(Records from a dataset)
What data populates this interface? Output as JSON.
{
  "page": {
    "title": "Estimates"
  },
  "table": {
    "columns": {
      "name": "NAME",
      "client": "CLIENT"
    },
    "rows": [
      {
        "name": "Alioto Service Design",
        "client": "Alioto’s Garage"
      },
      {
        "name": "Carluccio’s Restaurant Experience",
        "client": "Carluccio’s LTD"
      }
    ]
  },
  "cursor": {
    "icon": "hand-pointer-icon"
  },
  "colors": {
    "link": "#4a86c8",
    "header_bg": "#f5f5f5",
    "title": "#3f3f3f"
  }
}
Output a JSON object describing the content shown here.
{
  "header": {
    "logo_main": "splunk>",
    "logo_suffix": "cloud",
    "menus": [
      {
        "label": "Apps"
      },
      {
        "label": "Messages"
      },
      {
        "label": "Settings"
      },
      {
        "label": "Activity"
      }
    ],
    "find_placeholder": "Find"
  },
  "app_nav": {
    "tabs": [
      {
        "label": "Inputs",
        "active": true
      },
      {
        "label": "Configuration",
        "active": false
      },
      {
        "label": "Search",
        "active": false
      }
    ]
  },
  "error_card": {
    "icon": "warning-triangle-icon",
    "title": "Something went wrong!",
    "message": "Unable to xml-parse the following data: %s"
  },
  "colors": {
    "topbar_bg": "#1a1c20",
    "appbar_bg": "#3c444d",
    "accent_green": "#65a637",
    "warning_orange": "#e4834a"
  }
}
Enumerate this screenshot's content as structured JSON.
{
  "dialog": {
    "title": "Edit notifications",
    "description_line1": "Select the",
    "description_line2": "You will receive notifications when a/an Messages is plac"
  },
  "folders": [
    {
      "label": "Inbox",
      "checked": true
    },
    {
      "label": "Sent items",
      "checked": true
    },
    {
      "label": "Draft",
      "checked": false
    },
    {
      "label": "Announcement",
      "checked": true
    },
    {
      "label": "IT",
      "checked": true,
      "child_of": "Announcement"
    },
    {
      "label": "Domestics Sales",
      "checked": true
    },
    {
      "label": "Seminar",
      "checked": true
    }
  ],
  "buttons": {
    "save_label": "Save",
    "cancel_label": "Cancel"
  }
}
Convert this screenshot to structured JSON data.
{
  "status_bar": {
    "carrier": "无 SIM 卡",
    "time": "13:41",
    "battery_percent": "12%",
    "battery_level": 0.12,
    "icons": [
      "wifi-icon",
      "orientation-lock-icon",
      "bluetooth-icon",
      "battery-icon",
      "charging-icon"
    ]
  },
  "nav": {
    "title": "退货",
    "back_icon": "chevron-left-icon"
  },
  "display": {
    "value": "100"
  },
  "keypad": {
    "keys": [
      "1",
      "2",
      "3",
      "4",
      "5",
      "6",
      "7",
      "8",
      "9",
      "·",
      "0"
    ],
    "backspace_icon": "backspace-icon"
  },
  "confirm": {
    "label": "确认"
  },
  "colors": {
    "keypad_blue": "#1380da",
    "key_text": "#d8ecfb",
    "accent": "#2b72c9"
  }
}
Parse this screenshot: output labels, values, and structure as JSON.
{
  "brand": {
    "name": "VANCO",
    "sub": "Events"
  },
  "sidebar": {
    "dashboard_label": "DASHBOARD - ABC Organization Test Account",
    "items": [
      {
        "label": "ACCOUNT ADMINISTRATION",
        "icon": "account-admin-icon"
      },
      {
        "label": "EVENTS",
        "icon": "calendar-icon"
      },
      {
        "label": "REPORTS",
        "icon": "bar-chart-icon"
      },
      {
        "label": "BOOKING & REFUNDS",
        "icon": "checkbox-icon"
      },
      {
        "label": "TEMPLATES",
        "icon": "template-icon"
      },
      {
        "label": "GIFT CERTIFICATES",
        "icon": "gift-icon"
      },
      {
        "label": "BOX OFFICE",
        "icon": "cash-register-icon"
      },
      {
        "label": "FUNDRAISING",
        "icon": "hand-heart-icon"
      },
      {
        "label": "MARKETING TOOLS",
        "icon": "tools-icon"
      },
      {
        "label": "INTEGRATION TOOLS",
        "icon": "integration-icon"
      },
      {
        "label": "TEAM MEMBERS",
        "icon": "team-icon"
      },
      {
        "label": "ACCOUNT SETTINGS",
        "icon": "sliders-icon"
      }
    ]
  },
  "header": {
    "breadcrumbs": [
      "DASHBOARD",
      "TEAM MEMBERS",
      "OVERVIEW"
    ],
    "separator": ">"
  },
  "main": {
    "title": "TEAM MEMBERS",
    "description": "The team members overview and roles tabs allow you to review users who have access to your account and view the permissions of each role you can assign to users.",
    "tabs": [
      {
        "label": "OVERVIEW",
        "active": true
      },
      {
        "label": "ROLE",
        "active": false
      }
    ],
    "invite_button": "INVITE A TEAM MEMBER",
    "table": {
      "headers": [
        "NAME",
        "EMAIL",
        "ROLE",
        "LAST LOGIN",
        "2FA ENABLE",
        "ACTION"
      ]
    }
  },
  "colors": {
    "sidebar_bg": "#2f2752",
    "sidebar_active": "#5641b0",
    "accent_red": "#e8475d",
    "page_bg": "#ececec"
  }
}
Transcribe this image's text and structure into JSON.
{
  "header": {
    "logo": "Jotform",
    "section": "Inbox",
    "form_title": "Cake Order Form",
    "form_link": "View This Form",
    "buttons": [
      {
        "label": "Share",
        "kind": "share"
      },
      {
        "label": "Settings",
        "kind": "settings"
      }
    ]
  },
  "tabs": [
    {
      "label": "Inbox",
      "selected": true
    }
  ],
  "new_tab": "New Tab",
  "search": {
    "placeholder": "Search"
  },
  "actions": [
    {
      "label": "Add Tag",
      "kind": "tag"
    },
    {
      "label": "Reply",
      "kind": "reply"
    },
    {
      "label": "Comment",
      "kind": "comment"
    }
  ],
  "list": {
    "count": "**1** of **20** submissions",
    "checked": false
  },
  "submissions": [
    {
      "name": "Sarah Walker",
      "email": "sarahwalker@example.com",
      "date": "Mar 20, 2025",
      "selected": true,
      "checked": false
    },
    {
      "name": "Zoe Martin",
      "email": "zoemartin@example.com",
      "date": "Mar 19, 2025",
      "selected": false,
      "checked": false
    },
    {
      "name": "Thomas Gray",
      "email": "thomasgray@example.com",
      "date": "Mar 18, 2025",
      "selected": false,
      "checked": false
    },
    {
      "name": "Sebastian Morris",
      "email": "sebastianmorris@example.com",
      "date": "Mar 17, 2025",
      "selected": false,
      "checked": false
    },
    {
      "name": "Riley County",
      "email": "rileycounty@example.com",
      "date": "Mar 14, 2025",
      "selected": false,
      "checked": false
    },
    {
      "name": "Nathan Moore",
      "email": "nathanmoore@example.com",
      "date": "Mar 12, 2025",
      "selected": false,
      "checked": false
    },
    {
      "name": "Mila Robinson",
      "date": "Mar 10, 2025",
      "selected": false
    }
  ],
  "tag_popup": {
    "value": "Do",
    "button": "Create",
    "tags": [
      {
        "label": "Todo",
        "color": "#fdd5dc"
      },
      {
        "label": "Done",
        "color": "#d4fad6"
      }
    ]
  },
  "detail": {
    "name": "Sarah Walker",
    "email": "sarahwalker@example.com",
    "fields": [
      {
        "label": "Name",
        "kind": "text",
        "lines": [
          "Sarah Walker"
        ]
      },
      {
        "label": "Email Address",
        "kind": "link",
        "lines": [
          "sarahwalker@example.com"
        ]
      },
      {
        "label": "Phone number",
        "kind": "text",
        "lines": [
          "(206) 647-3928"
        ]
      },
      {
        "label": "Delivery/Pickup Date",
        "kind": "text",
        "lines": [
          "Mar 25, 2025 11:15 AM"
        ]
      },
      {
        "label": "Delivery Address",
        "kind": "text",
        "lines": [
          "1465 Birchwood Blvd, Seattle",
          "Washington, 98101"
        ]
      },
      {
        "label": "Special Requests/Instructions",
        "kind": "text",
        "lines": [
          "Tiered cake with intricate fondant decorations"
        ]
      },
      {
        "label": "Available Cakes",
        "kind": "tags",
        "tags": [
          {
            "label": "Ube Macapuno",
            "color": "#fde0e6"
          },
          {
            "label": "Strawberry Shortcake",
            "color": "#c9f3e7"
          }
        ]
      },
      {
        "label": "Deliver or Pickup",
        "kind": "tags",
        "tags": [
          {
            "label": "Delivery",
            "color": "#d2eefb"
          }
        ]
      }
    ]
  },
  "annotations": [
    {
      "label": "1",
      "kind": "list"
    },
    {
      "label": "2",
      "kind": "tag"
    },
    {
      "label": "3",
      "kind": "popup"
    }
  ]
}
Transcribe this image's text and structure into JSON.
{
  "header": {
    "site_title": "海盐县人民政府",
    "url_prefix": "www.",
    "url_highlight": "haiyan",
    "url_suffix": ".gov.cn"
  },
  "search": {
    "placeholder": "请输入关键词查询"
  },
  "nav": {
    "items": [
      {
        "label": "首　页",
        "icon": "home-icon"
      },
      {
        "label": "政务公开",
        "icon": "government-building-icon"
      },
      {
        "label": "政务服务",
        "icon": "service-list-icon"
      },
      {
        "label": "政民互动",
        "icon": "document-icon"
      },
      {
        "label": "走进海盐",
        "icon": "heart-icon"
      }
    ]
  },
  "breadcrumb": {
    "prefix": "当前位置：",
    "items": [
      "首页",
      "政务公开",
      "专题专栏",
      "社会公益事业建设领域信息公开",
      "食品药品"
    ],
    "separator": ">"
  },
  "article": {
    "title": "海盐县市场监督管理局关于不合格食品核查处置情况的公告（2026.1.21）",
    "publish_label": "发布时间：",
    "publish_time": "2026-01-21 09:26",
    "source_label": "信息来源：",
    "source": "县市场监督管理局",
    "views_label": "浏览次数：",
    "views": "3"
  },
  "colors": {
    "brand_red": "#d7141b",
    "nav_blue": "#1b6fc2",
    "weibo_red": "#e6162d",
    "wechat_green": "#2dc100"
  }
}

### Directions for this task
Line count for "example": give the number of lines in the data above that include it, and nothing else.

### Answer box
8